Entries from a dataset of interfaces
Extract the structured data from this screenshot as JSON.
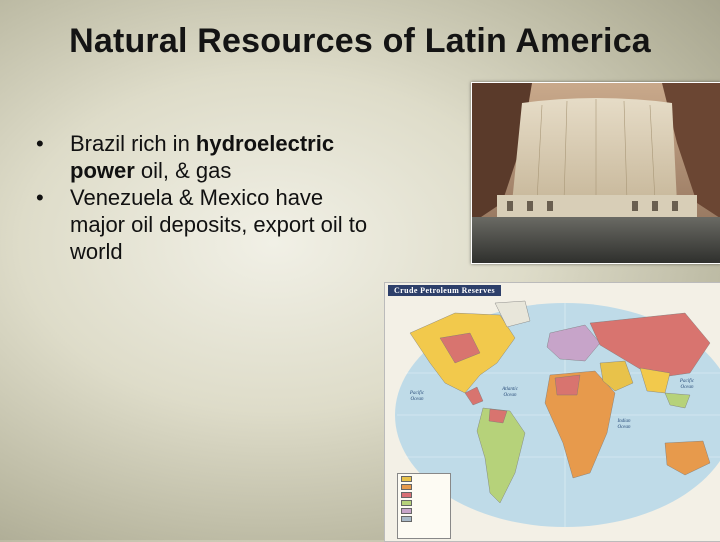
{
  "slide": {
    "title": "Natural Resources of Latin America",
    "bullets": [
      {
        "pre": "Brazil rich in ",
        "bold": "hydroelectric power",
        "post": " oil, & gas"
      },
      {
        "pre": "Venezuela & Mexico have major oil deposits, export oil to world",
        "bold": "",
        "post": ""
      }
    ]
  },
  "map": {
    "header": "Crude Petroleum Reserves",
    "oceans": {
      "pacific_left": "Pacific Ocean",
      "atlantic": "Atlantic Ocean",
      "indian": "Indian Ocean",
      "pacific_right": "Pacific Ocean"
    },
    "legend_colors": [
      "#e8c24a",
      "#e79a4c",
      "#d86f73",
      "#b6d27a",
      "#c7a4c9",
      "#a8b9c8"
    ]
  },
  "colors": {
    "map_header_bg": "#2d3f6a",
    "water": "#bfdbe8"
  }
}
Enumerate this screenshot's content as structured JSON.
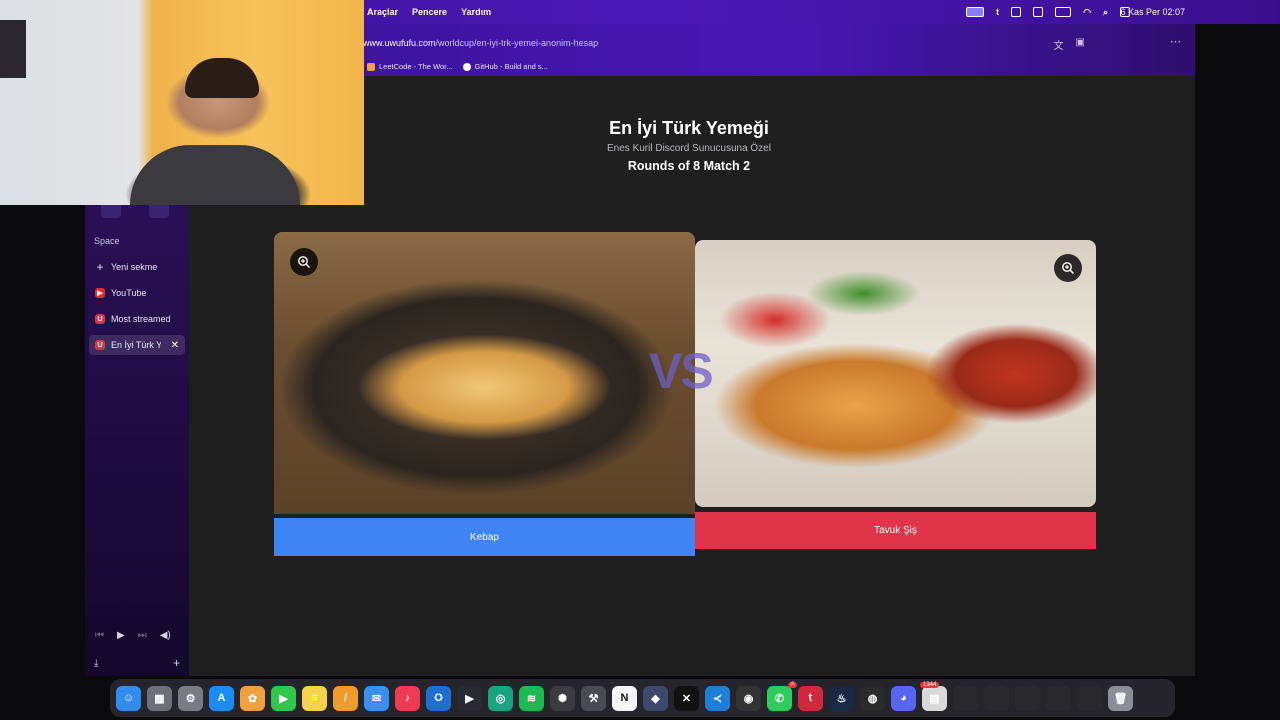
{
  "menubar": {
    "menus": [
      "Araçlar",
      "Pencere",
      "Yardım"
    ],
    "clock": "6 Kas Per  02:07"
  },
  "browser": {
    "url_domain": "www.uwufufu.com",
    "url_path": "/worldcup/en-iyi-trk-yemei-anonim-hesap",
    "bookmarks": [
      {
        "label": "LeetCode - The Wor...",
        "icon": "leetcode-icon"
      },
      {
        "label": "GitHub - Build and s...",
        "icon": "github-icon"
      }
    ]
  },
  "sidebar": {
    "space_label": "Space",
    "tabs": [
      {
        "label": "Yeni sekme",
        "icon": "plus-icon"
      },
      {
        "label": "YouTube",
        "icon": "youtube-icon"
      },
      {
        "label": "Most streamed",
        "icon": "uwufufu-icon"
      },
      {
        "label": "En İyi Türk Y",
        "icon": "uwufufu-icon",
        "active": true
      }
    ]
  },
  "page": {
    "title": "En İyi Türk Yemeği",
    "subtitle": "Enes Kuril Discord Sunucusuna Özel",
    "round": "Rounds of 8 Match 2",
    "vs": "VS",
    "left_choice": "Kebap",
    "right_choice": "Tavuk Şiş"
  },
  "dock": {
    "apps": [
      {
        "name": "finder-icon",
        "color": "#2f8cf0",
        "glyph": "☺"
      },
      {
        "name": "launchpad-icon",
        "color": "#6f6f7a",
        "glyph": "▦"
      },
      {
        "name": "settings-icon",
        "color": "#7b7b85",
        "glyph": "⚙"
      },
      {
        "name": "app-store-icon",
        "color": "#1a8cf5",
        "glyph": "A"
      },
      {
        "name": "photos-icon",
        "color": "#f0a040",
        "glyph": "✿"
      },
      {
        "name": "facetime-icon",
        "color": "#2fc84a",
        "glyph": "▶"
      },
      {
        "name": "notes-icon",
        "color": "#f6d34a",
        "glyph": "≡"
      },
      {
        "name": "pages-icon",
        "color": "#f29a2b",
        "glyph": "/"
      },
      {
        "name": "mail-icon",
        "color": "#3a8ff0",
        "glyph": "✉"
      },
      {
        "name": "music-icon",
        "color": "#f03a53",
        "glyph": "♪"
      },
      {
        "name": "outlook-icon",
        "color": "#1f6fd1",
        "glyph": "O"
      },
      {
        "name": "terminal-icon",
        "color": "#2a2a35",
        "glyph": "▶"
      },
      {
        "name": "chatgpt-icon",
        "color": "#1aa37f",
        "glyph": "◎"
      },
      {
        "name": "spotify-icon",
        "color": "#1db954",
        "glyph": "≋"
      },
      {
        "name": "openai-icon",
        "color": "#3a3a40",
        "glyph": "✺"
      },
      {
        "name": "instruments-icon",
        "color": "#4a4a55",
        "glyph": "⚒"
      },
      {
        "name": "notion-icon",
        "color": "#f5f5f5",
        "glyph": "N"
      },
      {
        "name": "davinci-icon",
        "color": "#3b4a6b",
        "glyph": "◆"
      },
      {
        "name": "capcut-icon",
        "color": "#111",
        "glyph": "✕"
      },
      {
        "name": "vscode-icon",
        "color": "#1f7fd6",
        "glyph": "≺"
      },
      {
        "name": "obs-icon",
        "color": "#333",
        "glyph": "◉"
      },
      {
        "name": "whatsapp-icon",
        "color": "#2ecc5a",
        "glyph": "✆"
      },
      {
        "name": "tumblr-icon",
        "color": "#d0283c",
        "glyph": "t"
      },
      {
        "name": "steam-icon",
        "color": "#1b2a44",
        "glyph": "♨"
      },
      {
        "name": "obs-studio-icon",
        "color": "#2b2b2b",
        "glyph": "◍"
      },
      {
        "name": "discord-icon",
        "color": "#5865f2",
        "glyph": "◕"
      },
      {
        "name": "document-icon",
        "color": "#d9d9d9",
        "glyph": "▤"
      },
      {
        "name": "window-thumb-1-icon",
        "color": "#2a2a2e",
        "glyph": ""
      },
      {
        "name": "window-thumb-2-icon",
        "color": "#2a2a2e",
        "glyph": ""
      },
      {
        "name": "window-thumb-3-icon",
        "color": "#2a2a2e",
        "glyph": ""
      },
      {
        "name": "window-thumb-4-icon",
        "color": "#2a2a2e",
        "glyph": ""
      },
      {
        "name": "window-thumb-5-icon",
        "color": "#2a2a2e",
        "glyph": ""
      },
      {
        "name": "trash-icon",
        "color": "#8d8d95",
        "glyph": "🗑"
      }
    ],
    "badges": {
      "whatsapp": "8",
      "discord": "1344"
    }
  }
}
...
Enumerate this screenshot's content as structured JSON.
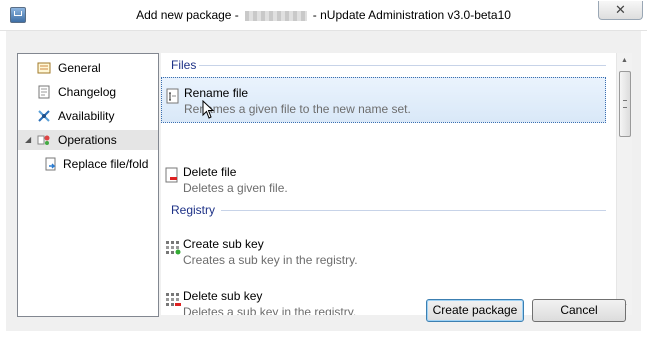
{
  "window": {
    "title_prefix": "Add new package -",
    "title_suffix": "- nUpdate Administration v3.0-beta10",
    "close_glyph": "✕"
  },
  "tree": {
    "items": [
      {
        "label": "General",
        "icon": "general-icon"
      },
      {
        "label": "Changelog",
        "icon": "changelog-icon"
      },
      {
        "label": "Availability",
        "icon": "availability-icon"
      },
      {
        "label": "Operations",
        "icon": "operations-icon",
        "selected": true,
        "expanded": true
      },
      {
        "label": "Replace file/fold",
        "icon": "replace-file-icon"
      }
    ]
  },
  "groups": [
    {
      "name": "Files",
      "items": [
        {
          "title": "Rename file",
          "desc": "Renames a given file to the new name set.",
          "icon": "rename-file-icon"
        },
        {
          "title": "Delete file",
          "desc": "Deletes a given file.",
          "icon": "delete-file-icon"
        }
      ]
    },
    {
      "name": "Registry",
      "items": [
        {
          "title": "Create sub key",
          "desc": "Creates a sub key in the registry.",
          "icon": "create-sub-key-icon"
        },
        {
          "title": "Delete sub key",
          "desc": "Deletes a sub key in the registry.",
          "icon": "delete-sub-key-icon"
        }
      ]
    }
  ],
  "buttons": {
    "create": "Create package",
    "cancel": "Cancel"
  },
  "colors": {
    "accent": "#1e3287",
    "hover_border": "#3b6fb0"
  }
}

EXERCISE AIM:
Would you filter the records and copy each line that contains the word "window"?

RESPONSE TO THIS TASK:
        "name": "window-thumb-1-icon",
        "name": "window-thumb-2-icon",
        "name": "window-thumb-3-icon",
        "name": "window-thumb-4-icon",
        "name": "window-thumb-5-icon",
  "window": {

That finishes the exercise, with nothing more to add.